Gov. Jan Brewer has petitioned the Supreme Court to let Arizona stop giving healthcare benefits to domestic partners in same-sex relationships. She frames it as a cost cutting measure—saving about $1.8 million annually—even though the move risks losing the $122 million that gay tourists spend in Arizona each year. Brewer also calls it a state’s rights issue, having never quite grasped the concept that state’s rights don’t trump civil rights.
The State of Arizona began paying healthcare benefits for domestic partners under a more sane administration. Former Governor Janet Napolitano put the policy into effect with an executive order in 2008. As soon as she could—2009, to be precise—Jan Brewer signed legislation that revoked the benefits. After a lawsuit by some of the affected couples, two federal courts ruled that the provision for same-sex couples could not be revoked, while the one for heterosexuals could. The basis for the rulings was that while heterosexual couples had the option of marrying and, thus, obtaining health-care benefits, same-sex couples in Arizona do not have the marriage option. Therefore, to revoke their coverage would amount to illegal discrimination.

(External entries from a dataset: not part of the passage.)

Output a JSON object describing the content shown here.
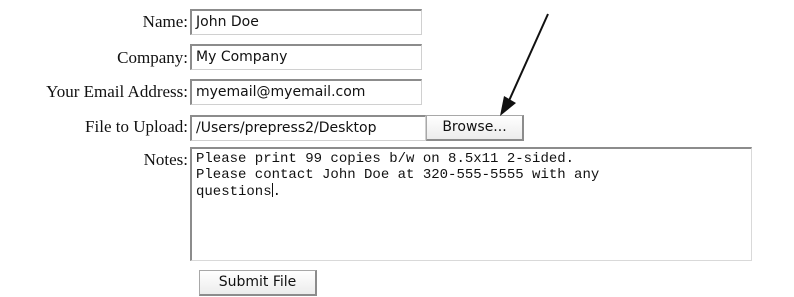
{
  "form": {
    "name": {
      "label": "Name:",
      "value": "John Doe"
    },
    "company": {
      "label": "Company:",
      "value": "My Company"
    },
    "email": {
      "label": "Your Email Address:",
      "value": "myemail@myemail.com"
    },
    "file": {
      "label": "File to Upload:",
      "value": "/Users/prepress2/Desktop",
      "browse_label": "Browse..."
    },
    "notes": {
      "label": "Notes:",
      "lines": [
        "Please print 99 copies b/w on 8.5x11 2-sided.",
        "Please contact John Doe at 320-555-5555 with any",
        "questions"
      ]
    },
    "submit_label": "Submit File"
  }
}
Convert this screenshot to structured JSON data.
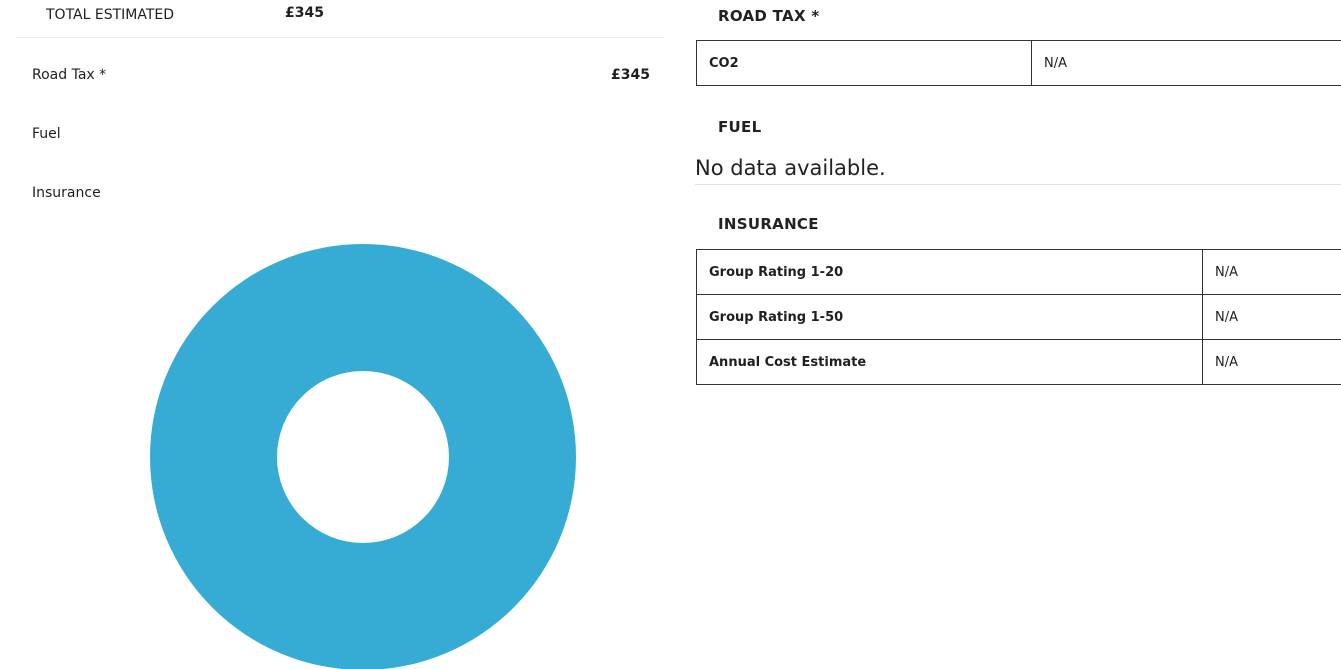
{
  "summary": {
    "total_label": "TOTAL ESTIMATED",
    "total_value": "£345",
    "rows": [
      {
        "label": "Road Tax *",
        "value": "£345"
      },
      {
        "label": "Fuel",
        "value": ""
      },
      {
        "label": "Insurance",
        "value": ""
      }
    ]
  },
  "chart_data": {
    "type": "pie",
    "variant": "donut",
    "title": "",
    "categories": [
      "Road Tax *"
    ],
    "values": [
      345
    ],
    "colors": [
      "#36acd5"
    ]
  },
  "road_tax": {
    "heading": "ROAD TAX *",
    "rows": [
      {
        "key": "CO2",
        "value": "N/A"
      }
    ]
  },
  "fuel": {
    "heading": "FUEL",
    "empty_message": "No data available."
  },
  "insurance": {
    "heading": "INSURANCE",
    "rows": [
      {
        "key": "Group Rating 1-20",
        "value": "N/A"
      },
      {
        "key": "Group Rating 1-50",
        "value": "N/A"
      },
      {
        "key": "Annual Cost Estimate",
        "value": "N/A"
      }
    ]
  }
}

Not that discrimination arguments have a snowball’s chance in the desert of swaying Arizona’s extreme right government—but one would think the financial argument might. Apparently, not so. On Tuesday, a gay Brewer appointee, Edwin Leslie, resigned from the Arizona Tourism Advisory Council in protest. In a two-page letter to Brewer, he reminded the governor that she should not jeopardize tourism efforts, but “act responsibly” in favor of Arizona’s economy. Furthermore, he told her, “Your actions discriminate against one part of the state’s residents to appease a small fraction of the population. Arizona residents by and large are supportive of LGBT equality.”
Brewer’s petition to the Supreme Court left other officials scrambling. The City of Phoenix has worked for eight years to strengthen its gay tourism plan, only to see it sabotaged by Brewer’s short-sighted, mean-spirited action. In an effort at damage control, Democratic Mayor Greg Stanton issued the following statement:
“At the City of Phoenix, we recognize diversity as a strength, and we embrace it. Here it doesn’t matter if you’re gay or straight; as long as you get the job done, you’ll get the same benefits. By offering competitive benefits, we are able to attract and retain the most talented people. Offering domestic partner benefits is not just the right thing to do; it is smart management practice.”
Unfortunately for Stanton, his city is still in Arizona. Ben Bethel, owner of the Clarendon Hotel in Phoenix had a more succinct reaction, saying that state officials have pounded “one more nail in the state’s tourism coffin.” The beneficiaries? States like New York and Hawaii, where gay rights are embraced.
Aloha (hello), Hawaii! Aloha (good-bye), tourist dollars!